Make a Prediction. If we plotted the total nitrogen values (for the entire nation) on the x-axis, and the benthic macroinvertebrate index values on the y-axis, what do you think the graph would look like? Why?
Using actual WSA data, create a scatter plot of MMI vs. NTL and MMI vs. PTL, with a trend line for each region. Does the direction of the relationship between nutrient concentrations and MMI match your predictions? How does it appear that the macroinvertebrate community changes at low and high levels of total nitrogen and phosphorus?
Besides considering the direction of the relationship, we can also consider how closely connected the two variables are. Another value, R2, can tell you how well the trend line fits the data (how strong is the relationship between the x and y variables). Display the R2 on each chart and past them here.
Because the nitrogen data have such a wide range of values (over three orders of magnitude) and many data points are clustered at one end, we may want to use the logarithm (log) of the nitrogen data to plot on the x-axis instead. Transforming the data this way reduces the right-skew of the data. Create this plot with MMI on the y-axis and Log NTL on the x-axis for each region and add a trend line.
Comment on the results. Explain why the numbers on the x-axis changed as they did – please give a sample calculation. How did the log transformation change the distribution of the points and the fit of the trend line (the R2 value)? Would you also perform this operation on the total phosphorus data? Why or why not?
Given your results, how would you advise natural resource managers to prioritize stream protection and restoration? What other studies would you need to help your decision? This question is much smaller but similar to the grant proposal you will be producing for class!

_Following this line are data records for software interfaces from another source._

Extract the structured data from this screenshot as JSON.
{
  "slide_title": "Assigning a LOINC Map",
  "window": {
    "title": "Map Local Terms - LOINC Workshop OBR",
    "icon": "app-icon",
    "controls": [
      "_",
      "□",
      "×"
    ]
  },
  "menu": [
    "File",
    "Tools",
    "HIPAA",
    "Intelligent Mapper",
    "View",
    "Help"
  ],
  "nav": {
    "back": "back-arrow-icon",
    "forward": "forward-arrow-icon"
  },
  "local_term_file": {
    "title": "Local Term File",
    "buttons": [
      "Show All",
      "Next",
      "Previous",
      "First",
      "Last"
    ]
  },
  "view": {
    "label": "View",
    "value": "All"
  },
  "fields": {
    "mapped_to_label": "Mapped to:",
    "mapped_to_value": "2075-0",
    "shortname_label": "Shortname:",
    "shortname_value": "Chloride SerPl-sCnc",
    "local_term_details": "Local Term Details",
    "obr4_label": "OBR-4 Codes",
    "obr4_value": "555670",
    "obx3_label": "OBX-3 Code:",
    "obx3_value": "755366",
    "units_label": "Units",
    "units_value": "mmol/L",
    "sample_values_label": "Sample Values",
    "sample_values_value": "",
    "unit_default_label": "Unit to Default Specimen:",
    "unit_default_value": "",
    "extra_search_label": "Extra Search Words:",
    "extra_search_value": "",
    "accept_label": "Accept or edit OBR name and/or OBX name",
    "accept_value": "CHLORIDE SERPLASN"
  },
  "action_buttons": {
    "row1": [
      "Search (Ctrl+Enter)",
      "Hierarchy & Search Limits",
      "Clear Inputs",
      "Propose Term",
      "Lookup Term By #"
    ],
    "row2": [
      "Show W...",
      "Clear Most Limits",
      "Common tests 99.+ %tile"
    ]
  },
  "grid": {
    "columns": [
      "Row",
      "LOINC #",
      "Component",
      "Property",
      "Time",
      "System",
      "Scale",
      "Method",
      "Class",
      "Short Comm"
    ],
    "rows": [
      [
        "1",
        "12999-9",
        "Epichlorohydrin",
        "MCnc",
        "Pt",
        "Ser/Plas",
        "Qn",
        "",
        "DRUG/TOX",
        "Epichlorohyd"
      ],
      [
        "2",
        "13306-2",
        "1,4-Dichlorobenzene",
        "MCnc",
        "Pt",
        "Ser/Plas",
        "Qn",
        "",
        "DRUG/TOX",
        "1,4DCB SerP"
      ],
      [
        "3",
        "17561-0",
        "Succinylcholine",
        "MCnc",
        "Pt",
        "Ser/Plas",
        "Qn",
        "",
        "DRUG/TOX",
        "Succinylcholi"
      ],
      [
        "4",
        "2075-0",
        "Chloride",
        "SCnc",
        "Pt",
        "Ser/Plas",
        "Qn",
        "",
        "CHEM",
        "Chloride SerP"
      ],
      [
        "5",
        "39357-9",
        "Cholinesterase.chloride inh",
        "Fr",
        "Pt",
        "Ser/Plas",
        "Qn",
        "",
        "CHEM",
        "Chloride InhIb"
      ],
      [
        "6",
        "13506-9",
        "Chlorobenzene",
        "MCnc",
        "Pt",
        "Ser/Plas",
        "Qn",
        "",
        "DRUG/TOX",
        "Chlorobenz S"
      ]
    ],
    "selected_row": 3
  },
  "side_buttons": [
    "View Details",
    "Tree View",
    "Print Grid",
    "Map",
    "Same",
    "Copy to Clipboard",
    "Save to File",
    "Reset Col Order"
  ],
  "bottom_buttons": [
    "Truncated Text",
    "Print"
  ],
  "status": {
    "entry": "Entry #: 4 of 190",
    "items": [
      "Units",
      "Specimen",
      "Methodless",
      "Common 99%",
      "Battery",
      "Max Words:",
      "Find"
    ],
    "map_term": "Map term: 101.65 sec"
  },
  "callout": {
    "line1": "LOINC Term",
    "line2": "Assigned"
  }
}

How do the values you calculated for your regions compare to EPA’s recommendations for various ecosystem types, or ecoregions, within these two regions? Note you’ll have to combine information from multiple ecoregions in considering levels for each EPA region.